Tue 5 Jan 2010
Twelfth Night, the eve of Epiphany, marks the end of the Yuletide season and the conclusion of this series about champagne and sparkling wine. For the third year, I have tried to bring My Readers a variety of sparkling wines from different countries and regions, made from a variety of grapes, and suited to the myriad purposes implied by style and price. One of my rules, so far, has been that there be no repetitions from year to year, and if you go back and look at “The Twelve Days of Christmas” on BTYH from 2008/09 and 2007/08, you’ll see that I have been true to that principle.
Twelfth Night was traditionally a time of revels, eating, drinking and play-acting, music and dance, with servants dressed as their masters, women dressed like men and so on, all activities reflected in one of Shakespeare’s most satisfying romantic comedies of mistaken identity and star-crossed love, Twelfth Night: or, What You Will.

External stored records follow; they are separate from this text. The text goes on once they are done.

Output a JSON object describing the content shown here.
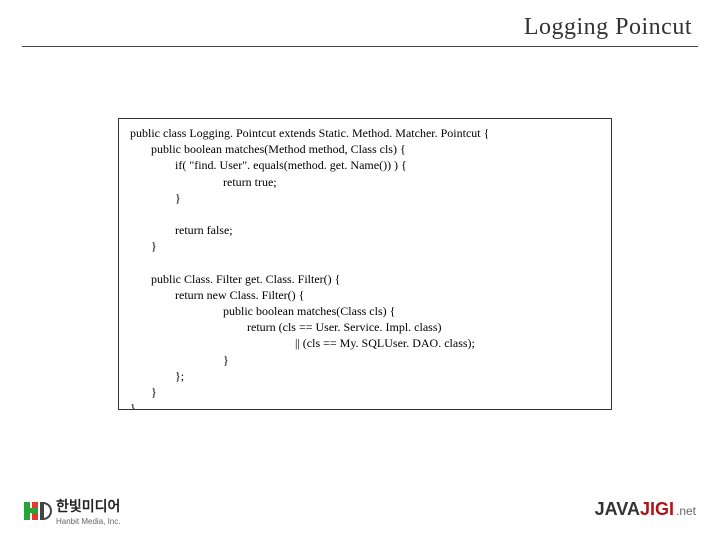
{
  "header": {
    "title": "Logging Poincut"
  },
  "code": {
    "lines": [
      " public class Logging. Pointcut extends Static. Method. Matcher. Pointcut {",
      "        public boolean matches(Method method, Class cls) {",
      "                if( \"find. User\". equals(method. get. Name()) ) {",
      "                                return true;",
      "                }",
      "",
      "                return false;",
      "        }",
      "",
      "        public Class. Filter get. Class. Filter() {",
      "                return new Class. Filter() {",
      "                                public boolean matches(Class cls) {",
      "                                        return (cls == User. Service. Impl. class)",
      "                                                        || (cls == My. SQLUser. DAO. class);",
      "                                }",
      "                };",
      "        }",
      " }"
    ]
  },
  "footer": {
    "left": {
      "name": "한빛미디어",
      "sub": "Hanbit Media, Inc."
    },
    "right": {
      "part1": "JAVA",
      "part2": "JIGI",
      "suffix": ".net"
    }
  }
}
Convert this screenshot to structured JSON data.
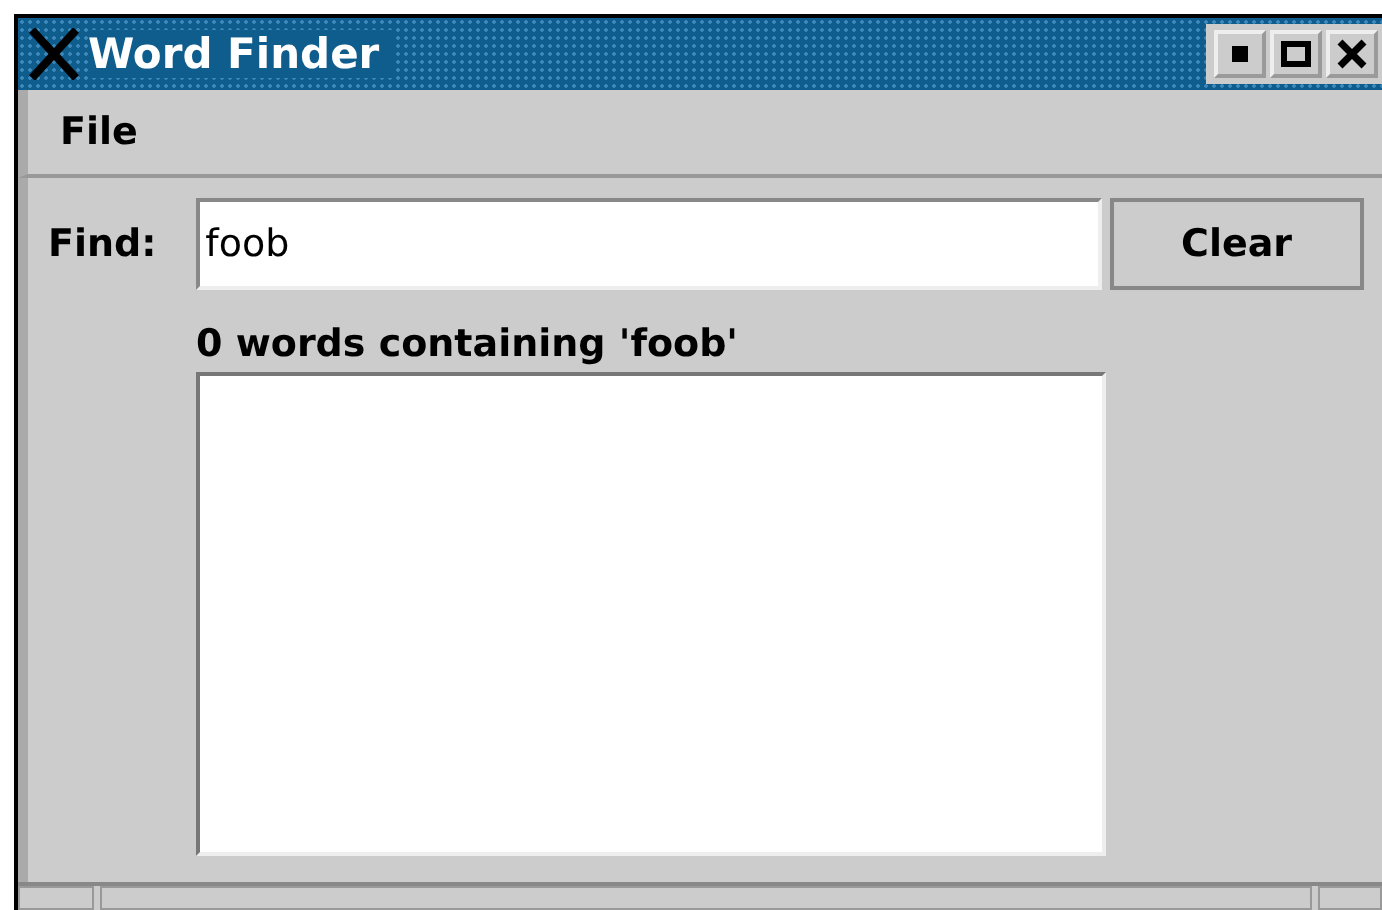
{
  "window": {
    "title": "Word Finder"
  },
  "menu": [
    "File"
  ],
  "find": {
    "label": "Find:",
    "value": "foob"
  },
  "buttons": [
    "Clear"
  ],
  "status": "0 words containing 'foob'"
}
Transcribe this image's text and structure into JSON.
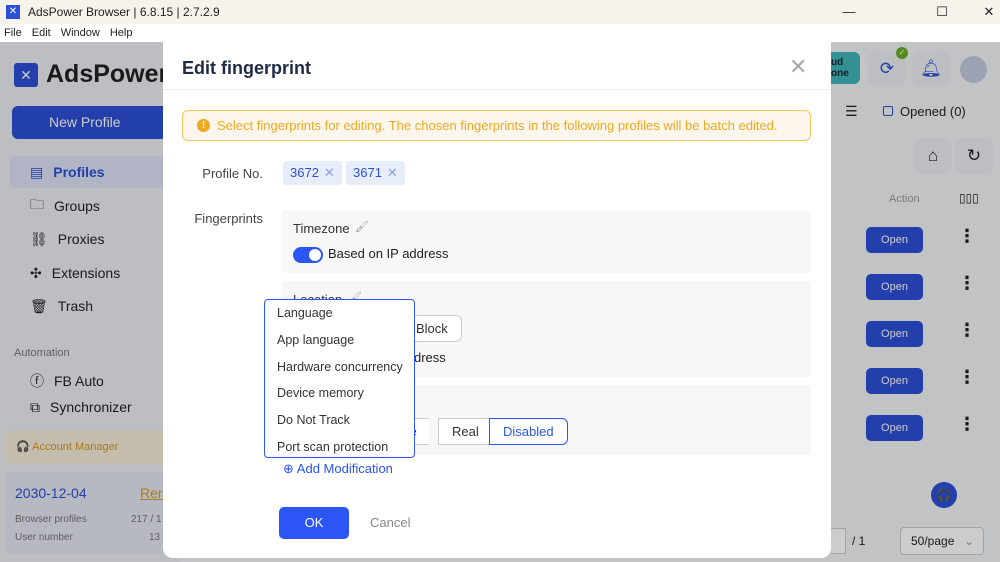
{
  "window": {
    "title": "AdsPower Browser | 6.8.15 | 2.7.2.9",
    "minimize": "—",
    "maximize": "☐",
    "close": "✕"
  },
  "menu": [
    "File",
    "Edit",
    "Window",
    "Help"
  ],
  "sidebar": {
    "brand": "AdsPower",
    "new_profile": "New Profile",
    "items": [
      {
        "label": "Profiles",
        "icon": "folder-icon",
        "active": true
      },
      {
        "label": "Groups",
        "icon": "folder-open-icon"
      },
      {
        "label": "Proxies",
        "icon": "proxy-icon"
      },
      {
        "label": "Extensions",
        "icon": "puzzle-icon"
      },
      {
        "label": "Trash",
        "icon": "trash-icon"
      }
    ],
    "automation_label": "Automation",
    "automation_items": [
      {
        "label": "FB Auto"
      },
      {
        "label": "Synchronizer"
      }
    ],
    "account_manager": "Account Manager",
    "plan": {
      "expiry": "2030-12-04",
      "renew": "Ren",
      "browser_profiles_label": "Browser profiles",
      "browser_profiles_value": "217 / 1",
      "user_number_label": "User number",
      "user_number_value": "13"
    }
  },
  "right": {
    "cloud_badge": "ud\none",
    "opened": "Opened (0)",
    "action_header": "Action",
    "open_label": "Open",
    "page_total": "/ 1",
    "page_size": "50/page"
  },
  "modal": {
    "title": "Edit fingerprint",
    "alert": "Select fingerprints for editing. The chosen fingerprints in the following profiles will be batch edited.",
    "profile_no_label": "Profile No.",
    "profiles": [
      "3672",
      "3671"
    ],
    "fingerprints_label": "Fingerprints",
    "timezone": {
      "title": "Timezone",
      "toggle_on": true,
      "toggle_label": "Based on IP address"
    },
    "location": {
      "title": "Location",
      "block_label": "Block",
      "partial_text": "dress"
    },
    "third": {
      "options": [
        "ce",
        "Real",
        "Disabled"
      ],
      "selected": "Disabled"
    },
    "dropdown": [
      "Language",
      "App language",
      "Hardware concurrency",
      "Device memory",
      "Do Not Track",
      "Port scan protection"
    ],
    "add_modification": "Add Modification",
    "ok": "OK",
    "cancel": "Cancel"
  },
  "colors": {
    "primary": "#2b55f5",
    "warning": "#f0a91f"
  }
}
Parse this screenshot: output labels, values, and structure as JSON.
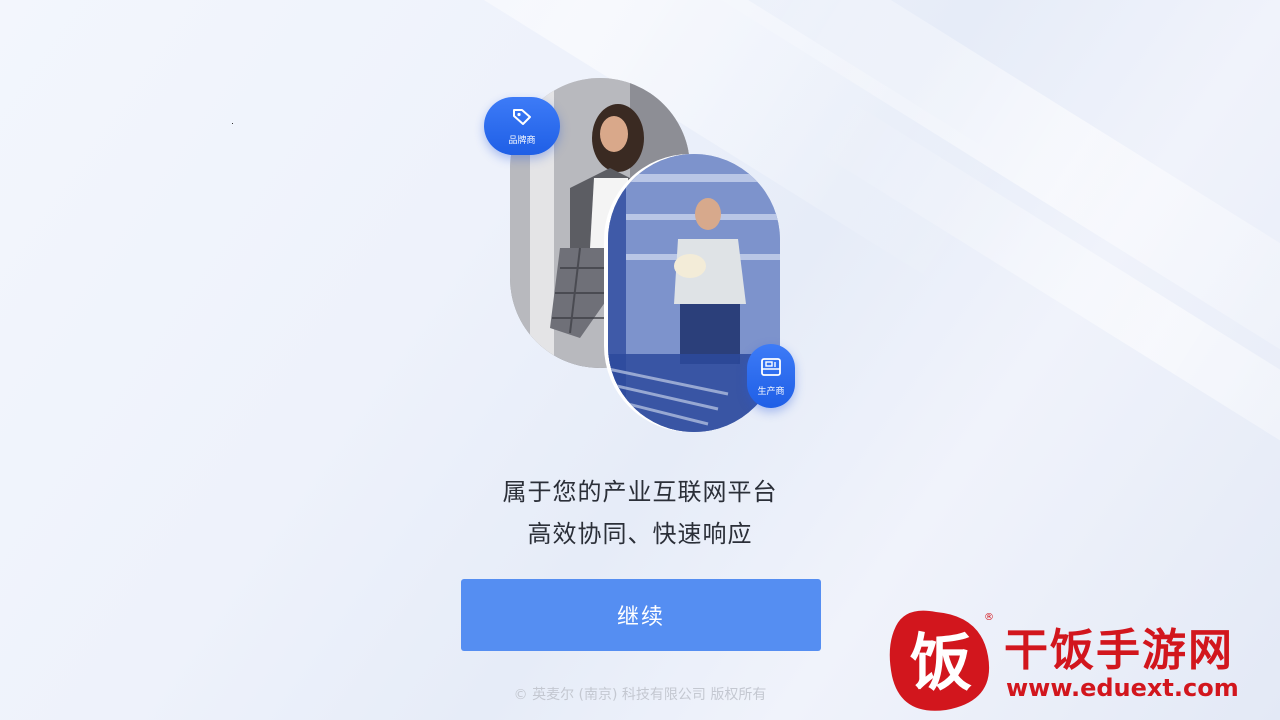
{
  "hero": {
    "badge_brand": {
      "label": "品牌商",
      "icon": "tag-icon"
    },
    "badge_maker": {
      "label": "生产商",
      "icon": "sewing-machine-icon"
    }
  },
  "tagline": {
    "line1": "属于您的产业互联网平台",
    "line2": "高效协同、快速响应"
  },
  "continue_button": {
    "label": "继续"
  },
  "footer": {
    "copyright": "© 英麦尔 (南京) 科技有限公司 版权所有"
  },
  "watermark": {
    "logo_char": "饭",
    "title": "干饭手游网",
    "url": "www.eduext.com",
    "reg_mark": "®"
  },
  "colors": {
    "accent": "#558ef2",
    "badge": "#2566ec",
    "watermark": "#d2161d"
  }
}
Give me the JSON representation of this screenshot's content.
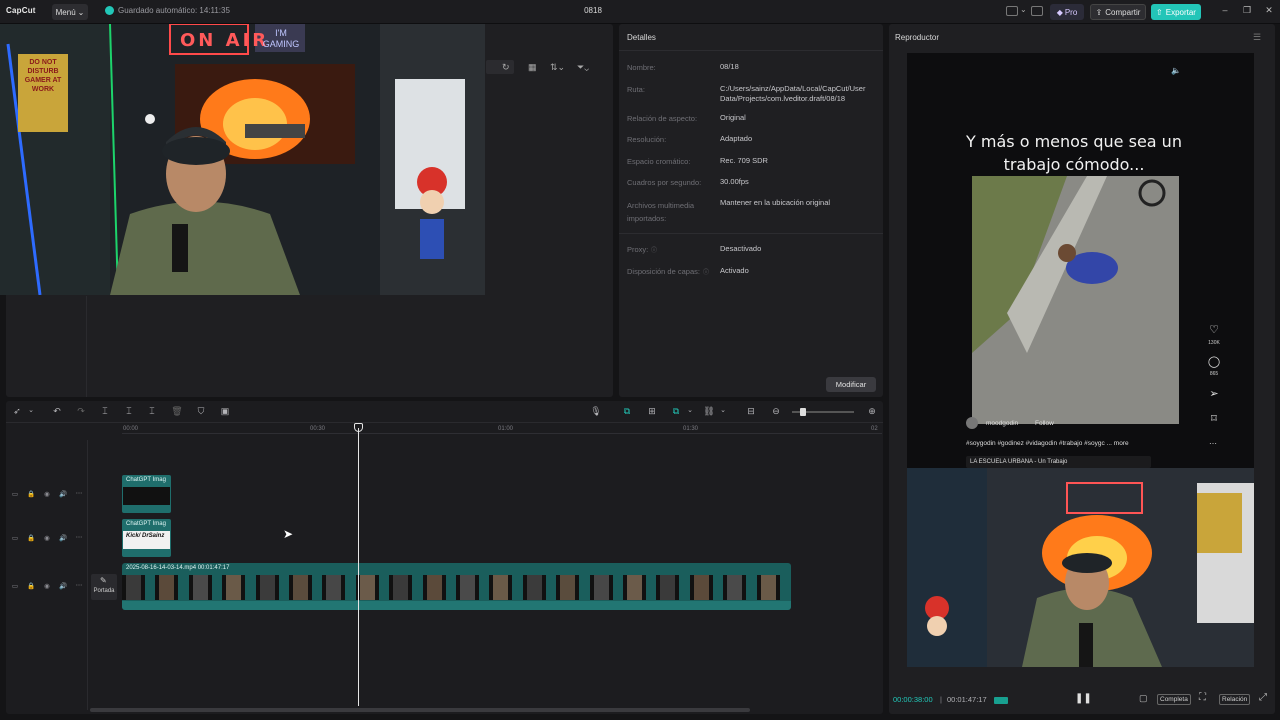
{
  "app": {
    "logo": "CapCut",
    "menu_label": "Menú",
    "autosave": "Guardado automático: 14:11:35",
    "project_title": "0818",
    "pro_label": "Pro",
    "share_label": "Compartir",
    "export_label": "Exportar"
  },
  "webcam": {
    "neon_sign": "ON AIR",
    "gaming_sign": "I'M GAMING",
    "poster": "DO NOT DISTURB GAMER AT WORK"
  },
  "details": {
    "title": "Detalles",
    "rows": [
      {
        "label": "Nombre:",
        "value": "08/18"
      },
      {
        "label": "Ruta:",
        "value": "C:/Users/sainz/AppData/Local/CapCut/User Data/Projects/com.lveditor.draft/08/18"
      },
      {
        "label": "Relación de aspecto:",
        "value": "Original"
      },
      {
        "label": "Resolución:",
        "value": "Adaptado"
      },
      {
        "label": "Espacio cromático:",
        "value": "Rec. 709 SDR"
      },
      {
        "label": "Cuadros por segundo:",
        "value": "30.00fps"
      },
      {
        "label": "Archivos multimedia importados:",
        "value": "Mantener en la ubicación original"
      },
      {
        "label": "Proxy:",
        "value": "Desactivado"
      },
      {
        "label": "Disposición de capas:",
        "value": "Activado"
      }
    ],
    "modify_label": "Modificar"
  },
  "player": {
    "title": "Reproductor",
    "caption": "Y más o menos que sea un trabajo cómodo...",
    "likes": "130K",
    "comments": "865",
    "username": "moodgodin",
    "follow": "Follow",
    "hashtags": "#soygodin #godinez #vidagodin #trabajo #soygc ... more",
    "music": "LA ESCUELA URBANA - Un Trabajo",
    "time_current": "00:00:38:00",
    "time_total": "00:01:47:17",
    "full_label": "Completa",
    "ratio_label": "Relación"
  },
  "timeline": {
    "ruler": [
      "00:00",
      "00:30",
      "01:00",
      "01:30",
      "02"
    ],
    "clip1_label": "ChatGPT Imag",
    "clip2_label": "ChatGPT Imag",
    "clip2_text": "Kick/ DrSainz",
    "main_clip_label": "2025-08-16-14-03-14.mp4   00:01:47:17",
    "cover_label": "Portada"
  },
  "colors": {
    "accent": "#22c7b8",
    "clip": "#1a5e5c",
    "background": "#141416",
    "panel": "#1f1f22"
  }
}
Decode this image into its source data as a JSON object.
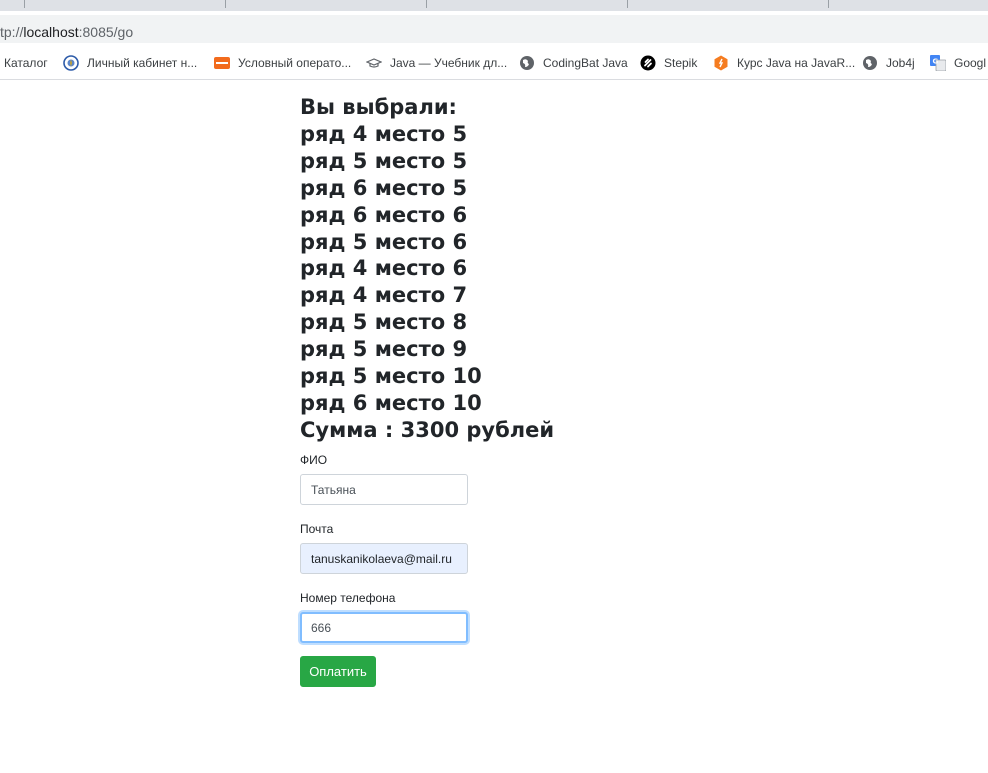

The play was first performed on Feb. 2, 1602, Candlemas Day, in the Middle Temple Hall, one of the Inns of Court in London.
Now I’m not saying that My Readers are out this evening gamboling in merry romps, disguises and amorous adventures, but whatever you do, I’ll finish this series of 12 posts about champagne and sparkling wine with four selections, trying, again, to appeal to many predilections and pocketbooks: One from France, two from Italy, one from California.
The estate of i Stefanini makes some of the best Soave wines in the Veneto, especially from the Classico and Classico Superiore regions. Now the family turns its attention to a sparkling wine, the i Stefanini Spumante Brut. Produced completely from chardonnay grapes, this charming sparkler, made in the Charmat process, displays a limpid pale gold color and enticing aromas of pear, lime peel, orange blossom and dusty acacia. It’s a caressing fabric of delicate heft and presence, soft yet bright and crisp, and displaying, amid hints of slightly spicy stone fruit, just the right modicum of limestone. A pretty sparkling wine, dry, appealing and great as an aperitif. Very Good+. About $16.
Imported by Domenico Selections, New York.
Limited distribution. Received as a review sample.
Made from chardonnay grapes and finished with a dose of late-harvest muscat and pinot noir, the Mumm Napa Cuvee M is a slightly sweet, pale blond blanc de blancs that offers good character for the price. Aromas of toast and fresh bread support scents of apples and pears and hints of roasted almonds and orange zest. A host — you could say cohorts — of bubbles surge upward singlemindedly. After the initial sweetness, which is more like stone-fruit and citrus ripeness than just sweetness, this sparkling wine (made in the champagne method) is crisp and dry, well-balanced and harmonious, with a texture nicely poised between lushness and vivid acidity. Very Good+. About $20.
Tasted at a trade event.
Here’s a sparkling rosé wine that may win your heart. The Bortolomiol Filanda Rosé Brut Riserva 2007 is made from pinot noir grapes grown in the Oltrepò Pavese region of Lombardy. A very pale onion skin color with a shade of ruddy salmon, the elegant Filanda 2007 is all flashing steel and flaring limestone that allow for glimpses of dried red currants and dried raspberries over a hint of peach. A stream of tiny bubbles expresses a sort of star-struck dimensionality; call it hypnotic. Resting on a suave interpretation of damp gravel and liquid limestone, this sparkling wine is very dry, well-integrated, persistent and delicious in a spare, high-toned manner. An impressive aperitif. Very Good+. About $22.
Imported by Dreyfus, Ashby & Sons, New York.
Received as a sample for review.
The Guy Charlemagne Brut Extra is composed of 70 percent chardonnay grapes and 30 percent pinot noir, a combination that somehow lends this champagne freshness and boldness as well as evanescence, serving as a sort of reality-meets-the-light-fantastic metaphor. What I’m saying — “yeah, F.K., what the hell are you saying?” — is that this champagne is loaded with yeasty, bready elements, buttered biscuits and baking spices, roasted lemons and baked pears and toasted hazelnuts, all the panoply of dimension and detail, character and substance, while, at the same time, it’s lovely, crisp, deft, supple and, toward the finish, bursting with limestone. A final fillip of jasmine completes the poised, confident package. Excellent. About $62.
William-Harrison Imports, Manassas, Va.
A sample bottle for review.